Robert Wood Johnson University Hospital now offers the Gamma Knife, a noninvasive treatment for Parkinson's disease.
Parkinson's disease (PD or, simply, Parkinson's) is the most common form of parkinsonism, a group of motor system disorders. It is a slowly progressing, degenerative disease that is usually associated with the following symptoms, all of which result from the loss of dopamine-producing brain cells:
It is incorrectly believed that Parkinson's disease disappeared after the introduction of levodopa (L-dopa) in the 1960s. In fact, about 50,000 Americans are newly diagnosed with Parkinson's disease each year, with more than half a million Americans affected at any one time. Further, more people suffer from Parkinson's disease than multiple sclerosis, muscular dystrophy and amyotrophic lateral sclerosis combined.
The specific cause of PD is unknown, however, medical experts believe the symptoms are related to a chemical imbalance in the brain caused by brain-cell death. Parkinson's disease is chronic (persists over a long period of time) and progressive (symptoms grow worse over time).
Although the disease may appear in younger patients (even teenagers), it usually affects people in late middle age. The disease affects men and women in almost equal numbers. It is not contagious, nor is it likely passed on from generation to generation.
Parkinson's disease is also called primary parkinsonism or idiopathic Parkinson's disease. (Idiopathic is the term for a disorder for which no cause has yet been identified).
In the other forms of parkinsonism, either the cause is known or suspected, or the disorder occurs as a secondary effect of another primary neurological disorder that may have both primary and secondary symptoms of Parkinson's disease. These disorders, described as Parkinson's Syndrome, Atypical Parkinson's, or, simply, parkinsonism, may include the following:
The following are the most common symptoms of Parkinson's disease. However, each individual may experience symptoms differently. Symptoms may include:
Symptoms of Parkinson's disease vary from patient to patient. The symptoms may appear slowly and in no particular order. Early symptoms may be subtle and may progress over many years before reaching a point where they interfere with normal daily activities.
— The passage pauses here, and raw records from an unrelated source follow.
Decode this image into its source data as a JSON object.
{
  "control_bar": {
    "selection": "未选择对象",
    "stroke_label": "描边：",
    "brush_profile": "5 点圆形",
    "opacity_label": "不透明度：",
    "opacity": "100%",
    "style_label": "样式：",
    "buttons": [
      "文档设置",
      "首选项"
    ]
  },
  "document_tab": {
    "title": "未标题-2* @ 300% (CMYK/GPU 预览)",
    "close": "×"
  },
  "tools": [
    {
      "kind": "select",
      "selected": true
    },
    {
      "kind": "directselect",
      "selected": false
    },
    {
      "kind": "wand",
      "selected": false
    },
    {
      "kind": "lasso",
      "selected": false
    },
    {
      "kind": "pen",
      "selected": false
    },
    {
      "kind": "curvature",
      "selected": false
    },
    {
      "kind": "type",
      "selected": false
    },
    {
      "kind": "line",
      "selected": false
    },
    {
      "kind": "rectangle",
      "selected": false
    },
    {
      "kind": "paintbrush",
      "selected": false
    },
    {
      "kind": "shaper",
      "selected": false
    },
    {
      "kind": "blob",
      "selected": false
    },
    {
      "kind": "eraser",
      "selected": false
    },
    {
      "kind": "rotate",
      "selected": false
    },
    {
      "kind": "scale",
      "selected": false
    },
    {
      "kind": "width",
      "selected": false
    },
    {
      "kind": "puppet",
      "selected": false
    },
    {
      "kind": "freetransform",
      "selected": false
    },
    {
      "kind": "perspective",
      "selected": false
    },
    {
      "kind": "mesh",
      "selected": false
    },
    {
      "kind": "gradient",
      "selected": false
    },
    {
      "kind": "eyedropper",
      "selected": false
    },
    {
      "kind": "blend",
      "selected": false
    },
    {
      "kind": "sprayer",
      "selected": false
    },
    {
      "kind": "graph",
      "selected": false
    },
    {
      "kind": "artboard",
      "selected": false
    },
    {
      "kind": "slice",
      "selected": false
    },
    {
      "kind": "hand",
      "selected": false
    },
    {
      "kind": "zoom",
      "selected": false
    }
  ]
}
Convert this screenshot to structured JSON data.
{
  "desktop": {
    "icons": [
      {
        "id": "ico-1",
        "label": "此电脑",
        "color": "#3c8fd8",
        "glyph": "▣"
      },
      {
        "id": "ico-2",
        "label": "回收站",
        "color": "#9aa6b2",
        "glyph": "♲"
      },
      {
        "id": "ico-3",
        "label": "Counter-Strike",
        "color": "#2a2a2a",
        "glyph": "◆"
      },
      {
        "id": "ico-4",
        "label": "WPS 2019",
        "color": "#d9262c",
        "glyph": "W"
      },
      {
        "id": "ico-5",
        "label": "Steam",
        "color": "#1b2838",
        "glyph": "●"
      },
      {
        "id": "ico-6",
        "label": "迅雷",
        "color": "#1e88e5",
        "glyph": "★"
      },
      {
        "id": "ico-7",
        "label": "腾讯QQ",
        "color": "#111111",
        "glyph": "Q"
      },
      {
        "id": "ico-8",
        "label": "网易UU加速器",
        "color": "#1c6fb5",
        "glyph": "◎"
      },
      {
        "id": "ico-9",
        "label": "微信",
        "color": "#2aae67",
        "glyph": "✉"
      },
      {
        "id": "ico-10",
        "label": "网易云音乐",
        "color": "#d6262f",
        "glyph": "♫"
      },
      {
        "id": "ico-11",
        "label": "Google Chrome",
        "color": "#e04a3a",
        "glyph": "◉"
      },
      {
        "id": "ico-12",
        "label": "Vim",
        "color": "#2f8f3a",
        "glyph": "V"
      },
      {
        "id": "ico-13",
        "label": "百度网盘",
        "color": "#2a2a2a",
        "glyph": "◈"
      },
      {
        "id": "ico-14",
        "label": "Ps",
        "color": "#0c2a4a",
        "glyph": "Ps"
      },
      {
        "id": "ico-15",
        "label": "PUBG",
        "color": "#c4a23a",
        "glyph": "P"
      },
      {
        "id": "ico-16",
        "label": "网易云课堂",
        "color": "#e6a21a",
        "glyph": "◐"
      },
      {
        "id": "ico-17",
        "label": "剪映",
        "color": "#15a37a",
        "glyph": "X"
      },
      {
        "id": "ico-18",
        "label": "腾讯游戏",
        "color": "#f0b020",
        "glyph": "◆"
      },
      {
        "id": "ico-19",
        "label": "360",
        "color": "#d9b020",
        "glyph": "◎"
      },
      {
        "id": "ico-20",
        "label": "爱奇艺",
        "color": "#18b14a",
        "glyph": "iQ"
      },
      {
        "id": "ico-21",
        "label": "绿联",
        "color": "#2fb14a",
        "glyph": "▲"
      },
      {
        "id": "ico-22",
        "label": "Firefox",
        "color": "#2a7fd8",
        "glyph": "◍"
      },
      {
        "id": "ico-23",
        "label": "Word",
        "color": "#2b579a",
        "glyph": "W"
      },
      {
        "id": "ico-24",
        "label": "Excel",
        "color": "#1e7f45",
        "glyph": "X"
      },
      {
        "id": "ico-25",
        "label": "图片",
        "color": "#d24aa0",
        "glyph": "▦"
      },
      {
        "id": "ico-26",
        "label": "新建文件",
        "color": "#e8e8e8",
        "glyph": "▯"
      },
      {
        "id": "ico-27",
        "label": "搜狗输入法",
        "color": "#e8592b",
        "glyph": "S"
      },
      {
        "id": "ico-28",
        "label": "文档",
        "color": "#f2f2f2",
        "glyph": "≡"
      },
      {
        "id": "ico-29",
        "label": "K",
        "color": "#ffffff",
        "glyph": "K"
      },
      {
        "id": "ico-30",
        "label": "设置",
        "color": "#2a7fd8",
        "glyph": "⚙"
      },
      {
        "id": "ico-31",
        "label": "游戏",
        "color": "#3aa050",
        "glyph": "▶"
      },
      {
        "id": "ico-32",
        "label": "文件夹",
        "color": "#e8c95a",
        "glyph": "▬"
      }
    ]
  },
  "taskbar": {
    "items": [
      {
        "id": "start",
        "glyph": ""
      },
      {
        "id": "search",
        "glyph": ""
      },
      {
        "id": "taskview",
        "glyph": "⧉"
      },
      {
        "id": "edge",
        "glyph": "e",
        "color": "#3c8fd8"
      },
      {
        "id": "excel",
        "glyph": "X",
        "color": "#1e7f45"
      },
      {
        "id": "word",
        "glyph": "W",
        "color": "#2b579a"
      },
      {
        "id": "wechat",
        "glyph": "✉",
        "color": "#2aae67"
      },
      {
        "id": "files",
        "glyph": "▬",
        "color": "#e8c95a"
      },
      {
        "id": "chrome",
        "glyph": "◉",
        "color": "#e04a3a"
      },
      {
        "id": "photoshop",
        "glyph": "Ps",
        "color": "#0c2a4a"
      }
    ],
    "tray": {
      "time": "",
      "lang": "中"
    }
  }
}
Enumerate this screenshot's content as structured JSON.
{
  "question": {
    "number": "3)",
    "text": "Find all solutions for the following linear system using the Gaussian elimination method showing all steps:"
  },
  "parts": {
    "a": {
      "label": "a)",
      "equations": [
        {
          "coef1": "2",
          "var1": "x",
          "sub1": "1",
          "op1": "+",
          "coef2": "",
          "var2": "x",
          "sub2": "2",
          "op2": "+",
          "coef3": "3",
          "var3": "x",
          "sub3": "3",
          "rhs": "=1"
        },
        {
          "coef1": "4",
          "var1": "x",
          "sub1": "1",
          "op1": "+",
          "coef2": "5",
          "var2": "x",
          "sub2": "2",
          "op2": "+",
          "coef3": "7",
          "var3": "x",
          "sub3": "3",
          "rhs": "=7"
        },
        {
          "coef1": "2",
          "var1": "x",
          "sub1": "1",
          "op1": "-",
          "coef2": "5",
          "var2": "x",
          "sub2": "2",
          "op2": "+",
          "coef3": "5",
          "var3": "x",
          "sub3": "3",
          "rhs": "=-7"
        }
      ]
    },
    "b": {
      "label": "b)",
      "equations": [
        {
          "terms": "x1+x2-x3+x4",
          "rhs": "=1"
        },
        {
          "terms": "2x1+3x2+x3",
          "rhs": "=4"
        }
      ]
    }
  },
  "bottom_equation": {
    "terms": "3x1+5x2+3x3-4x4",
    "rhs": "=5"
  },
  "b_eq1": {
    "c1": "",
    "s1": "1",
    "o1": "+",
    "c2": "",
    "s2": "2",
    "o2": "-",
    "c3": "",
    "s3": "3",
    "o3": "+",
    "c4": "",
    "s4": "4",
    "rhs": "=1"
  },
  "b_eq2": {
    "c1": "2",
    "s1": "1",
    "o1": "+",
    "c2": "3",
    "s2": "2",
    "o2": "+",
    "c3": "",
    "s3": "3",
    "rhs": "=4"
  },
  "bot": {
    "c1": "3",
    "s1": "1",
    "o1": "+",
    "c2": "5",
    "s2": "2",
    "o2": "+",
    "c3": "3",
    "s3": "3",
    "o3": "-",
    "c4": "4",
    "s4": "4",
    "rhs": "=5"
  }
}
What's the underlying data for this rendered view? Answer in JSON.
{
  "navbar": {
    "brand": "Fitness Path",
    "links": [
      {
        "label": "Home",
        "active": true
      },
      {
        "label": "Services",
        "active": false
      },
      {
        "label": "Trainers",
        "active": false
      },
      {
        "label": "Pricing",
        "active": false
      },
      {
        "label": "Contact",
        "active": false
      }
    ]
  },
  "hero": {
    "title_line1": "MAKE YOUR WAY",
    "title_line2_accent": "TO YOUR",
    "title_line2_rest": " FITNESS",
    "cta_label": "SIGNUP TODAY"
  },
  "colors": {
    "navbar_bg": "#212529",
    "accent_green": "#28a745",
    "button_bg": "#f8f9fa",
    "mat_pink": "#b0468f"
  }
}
These often include the following:
As the disease progresses, walking may become affected, causing the patient to stop in mid-stride or "freeze" in place, and maybe even fall over. Patients also may begin walking with a series of quick, small steps as if hurrying forward to keep balance, a practice known as festination.
The symptoms of Parkinson's disease may resemble other conditions or medical problems. Always consult your physician for a diagnosis.
Specific treatment for Parkinson's disease will be determined by your physician based on:
With today's medicine, we have yet to find a cure for Parkinson's disease. However, based upon the severity of the symptoms and medical profile, the physician will establish an appropriate treatment protocol. Treatment for Parkinson's disease may include the following:
Interested in learning more about Gamma Knife treatment at Robert Wood Johnson?
Click here to request more info or an appointment online or call us at 1-800-439-5270.